Web page and app entries:
********

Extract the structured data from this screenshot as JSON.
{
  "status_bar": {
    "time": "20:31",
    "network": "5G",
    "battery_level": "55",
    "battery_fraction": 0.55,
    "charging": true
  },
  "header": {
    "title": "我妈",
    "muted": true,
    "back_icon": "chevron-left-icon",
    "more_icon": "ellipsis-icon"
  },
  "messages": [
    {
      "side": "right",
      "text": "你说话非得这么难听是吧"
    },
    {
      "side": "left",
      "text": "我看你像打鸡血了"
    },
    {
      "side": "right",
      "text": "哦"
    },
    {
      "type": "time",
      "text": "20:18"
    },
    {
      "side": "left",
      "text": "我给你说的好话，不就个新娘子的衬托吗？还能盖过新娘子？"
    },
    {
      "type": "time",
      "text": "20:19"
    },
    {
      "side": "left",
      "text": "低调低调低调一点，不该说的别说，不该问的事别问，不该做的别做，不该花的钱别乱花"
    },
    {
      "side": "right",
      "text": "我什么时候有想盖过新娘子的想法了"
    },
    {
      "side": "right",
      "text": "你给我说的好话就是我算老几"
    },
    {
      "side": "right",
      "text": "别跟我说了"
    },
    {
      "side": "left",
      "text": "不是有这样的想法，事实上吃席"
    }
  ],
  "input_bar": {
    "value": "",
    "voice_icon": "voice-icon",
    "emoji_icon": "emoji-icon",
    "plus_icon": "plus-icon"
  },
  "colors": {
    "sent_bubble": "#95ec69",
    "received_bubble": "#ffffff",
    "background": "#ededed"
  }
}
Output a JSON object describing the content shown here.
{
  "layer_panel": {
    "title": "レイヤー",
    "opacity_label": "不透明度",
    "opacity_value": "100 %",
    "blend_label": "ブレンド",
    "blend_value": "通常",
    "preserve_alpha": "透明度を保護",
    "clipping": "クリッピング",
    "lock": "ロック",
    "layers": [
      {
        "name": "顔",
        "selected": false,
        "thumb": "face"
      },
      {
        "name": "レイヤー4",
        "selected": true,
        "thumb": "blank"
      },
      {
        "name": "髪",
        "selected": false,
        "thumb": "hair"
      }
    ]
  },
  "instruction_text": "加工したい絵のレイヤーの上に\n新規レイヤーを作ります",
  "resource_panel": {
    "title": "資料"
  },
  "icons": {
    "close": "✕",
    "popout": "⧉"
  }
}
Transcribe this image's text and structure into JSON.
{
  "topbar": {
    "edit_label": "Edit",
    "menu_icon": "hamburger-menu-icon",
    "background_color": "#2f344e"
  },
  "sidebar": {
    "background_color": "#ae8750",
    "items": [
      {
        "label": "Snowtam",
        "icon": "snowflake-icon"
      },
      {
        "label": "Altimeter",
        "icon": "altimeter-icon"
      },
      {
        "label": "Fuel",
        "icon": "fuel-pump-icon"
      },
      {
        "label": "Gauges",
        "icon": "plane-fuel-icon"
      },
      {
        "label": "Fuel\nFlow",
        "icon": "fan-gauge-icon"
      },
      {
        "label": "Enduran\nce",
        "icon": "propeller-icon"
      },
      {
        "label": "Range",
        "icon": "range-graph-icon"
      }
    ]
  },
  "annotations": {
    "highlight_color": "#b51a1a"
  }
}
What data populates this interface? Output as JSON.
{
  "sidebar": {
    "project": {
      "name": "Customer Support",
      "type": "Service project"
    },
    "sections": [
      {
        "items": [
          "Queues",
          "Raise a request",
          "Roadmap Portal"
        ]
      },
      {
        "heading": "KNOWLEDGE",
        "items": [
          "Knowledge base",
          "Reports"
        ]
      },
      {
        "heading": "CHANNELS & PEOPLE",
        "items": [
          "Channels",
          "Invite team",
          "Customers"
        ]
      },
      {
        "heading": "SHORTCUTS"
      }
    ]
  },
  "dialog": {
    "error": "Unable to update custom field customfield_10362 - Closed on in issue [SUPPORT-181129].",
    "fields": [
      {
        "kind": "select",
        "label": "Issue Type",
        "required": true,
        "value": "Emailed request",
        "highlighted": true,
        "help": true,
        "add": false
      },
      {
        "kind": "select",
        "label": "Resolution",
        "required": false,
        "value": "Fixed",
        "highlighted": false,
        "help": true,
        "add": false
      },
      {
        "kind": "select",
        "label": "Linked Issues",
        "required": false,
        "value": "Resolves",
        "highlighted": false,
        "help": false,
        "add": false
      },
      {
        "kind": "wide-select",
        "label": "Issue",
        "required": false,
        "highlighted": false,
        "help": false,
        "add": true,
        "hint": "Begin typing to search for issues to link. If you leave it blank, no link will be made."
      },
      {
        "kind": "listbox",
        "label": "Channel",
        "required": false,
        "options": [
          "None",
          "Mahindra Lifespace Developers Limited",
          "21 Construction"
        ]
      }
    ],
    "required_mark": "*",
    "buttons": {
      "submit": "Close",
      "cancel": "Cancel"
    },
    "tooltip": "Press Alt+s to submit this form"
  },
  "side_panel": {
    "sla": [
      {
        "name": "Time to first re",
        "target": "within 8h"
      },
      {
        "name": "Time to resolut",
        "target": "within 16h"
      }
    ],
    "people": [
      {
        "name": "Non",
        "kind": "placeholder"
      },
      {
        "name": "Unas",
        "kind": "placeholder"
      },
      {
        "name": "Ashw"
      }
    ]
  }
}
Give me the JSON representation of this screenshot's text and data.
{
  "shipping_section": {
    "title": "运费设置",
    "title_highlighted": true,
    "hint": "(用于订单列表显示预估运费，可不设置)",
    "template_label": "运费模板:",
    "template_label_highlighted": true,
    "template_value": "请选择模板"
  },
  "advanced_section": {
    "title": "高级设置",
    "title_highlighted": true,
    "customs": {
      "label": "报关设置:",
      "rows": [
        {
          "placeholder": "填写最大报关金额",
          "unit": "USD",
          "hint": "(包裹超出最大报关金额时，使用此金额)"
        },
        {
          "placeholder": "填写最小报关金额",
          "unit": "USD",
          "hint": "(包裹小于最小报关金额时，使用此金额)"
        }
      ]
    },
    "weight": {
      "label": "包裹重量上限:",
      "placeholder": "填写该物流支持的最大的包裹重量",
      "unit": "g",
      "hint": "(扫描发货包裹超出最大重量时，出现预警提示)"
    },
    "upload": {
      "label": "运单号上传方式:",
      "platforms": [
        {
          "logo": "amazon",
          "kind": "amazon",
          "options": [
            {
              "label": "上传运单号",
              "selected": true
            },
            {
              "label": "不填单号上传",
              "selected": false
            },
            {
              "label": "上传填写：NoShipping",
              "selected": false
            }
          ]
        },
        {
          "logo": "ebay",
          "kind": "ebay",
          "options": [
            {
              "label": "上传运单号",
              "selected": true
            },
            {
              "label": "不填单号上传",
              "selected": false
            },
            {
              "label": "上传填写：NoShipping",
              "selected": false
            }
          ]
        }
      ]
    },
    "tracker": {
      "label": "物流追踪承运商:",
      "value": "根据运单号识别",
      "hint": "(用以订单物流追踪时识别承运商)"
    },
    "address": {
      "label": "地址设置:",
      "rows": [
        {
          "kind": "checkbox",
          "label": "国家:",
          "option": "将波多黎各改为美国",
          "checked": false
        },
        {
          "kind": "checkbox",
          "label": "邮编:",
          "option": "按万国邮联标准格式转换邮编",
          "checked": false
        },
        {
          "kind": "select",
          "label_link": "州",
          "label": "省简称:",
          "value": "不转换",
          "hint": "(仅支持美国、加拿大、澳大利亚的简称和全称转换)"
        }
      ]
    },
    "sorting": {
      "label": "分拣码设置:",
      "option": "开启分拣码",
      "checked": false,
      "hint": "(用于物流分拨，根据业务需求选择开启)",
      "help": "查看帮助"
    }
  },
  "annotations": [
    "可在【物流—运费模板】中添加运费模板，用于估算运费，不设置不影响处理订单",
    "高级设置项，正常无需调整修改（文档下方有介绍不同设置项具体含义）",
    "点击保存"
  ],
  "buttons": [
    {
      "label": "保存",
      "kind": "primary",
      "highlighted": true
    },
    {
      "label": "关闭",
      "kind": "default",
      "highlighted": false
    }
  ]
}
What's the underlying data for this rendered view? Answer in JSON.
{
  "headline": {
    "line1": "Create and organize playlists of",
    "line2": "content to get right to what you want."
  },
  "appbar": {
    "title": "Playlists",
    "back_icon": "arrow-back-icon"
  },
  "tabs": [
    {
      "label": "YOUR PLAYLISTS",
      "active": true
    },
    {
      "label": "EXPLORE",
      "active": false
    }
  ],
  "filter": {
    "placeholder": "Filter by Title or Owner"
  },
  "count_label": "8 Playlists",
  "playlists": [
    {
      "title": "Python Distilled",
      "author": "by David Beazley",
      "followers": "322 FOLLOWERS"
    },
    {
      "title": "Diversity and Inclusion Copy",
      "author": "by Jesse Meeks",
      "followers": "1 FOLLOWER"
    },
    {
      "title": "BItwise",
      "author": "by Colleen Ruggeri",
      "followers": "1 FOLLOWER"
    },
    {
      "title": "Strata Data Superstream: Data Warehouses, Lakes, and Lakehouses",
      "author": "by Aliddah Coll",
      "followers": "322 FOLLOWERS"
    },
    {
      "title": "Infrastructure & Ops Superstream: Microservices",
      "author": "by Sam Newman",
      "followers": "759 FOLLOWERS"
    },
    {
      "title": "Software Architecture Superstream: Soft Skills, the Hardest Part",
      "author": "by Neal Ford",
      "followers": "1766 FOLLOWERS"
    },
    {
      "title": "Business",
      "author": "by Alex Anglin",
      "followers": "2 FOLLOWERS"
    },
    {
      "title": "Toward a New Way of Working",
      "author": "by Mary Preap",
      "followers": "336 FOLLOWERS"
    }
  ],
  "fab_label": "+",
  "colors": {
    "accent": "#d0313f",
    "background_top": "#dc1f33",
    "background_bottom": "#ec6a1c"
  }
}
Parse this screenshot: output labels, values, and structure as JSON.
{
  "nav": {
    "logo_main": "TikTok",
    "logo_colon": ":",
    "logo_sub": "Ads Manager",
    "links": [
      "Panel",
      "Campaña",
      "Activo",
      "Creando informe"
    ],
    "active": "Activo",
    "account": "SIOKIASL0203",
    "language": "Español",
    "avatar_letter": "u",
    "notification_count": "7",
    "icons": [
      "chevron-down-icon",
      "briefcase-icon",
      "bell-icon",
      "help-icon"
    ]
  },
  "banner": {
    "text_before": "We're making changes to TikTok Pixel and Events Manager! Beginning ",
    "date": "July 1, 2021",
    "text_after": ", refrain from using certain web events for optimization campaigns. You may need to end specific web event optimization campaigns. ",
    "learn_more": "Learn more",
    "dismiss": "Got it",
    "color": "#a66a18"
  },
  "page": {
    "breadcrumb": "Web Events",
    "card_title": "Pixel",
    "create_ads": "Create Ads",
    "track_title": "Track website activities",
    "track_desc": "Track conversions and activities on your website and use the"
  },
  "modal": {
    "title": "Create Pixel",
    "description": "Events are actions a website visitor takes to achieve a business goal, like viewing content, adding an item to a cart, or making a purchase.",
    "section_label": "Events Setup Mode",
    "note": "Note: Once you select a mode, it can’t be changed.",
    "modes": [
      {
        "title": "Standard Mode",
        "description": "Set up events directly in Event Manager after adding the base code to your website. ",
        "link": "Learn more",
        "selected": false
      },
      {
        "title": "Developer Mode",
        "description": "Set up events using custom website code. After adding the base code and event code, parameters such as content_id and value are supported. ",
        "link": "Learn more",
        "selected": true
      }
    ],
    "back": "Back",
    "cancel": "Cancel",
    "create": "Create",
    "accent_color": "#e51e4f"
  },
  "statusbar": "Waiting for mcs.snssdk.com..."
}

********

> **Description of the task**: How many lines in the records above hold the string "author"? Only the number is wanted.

> **Output below**: 8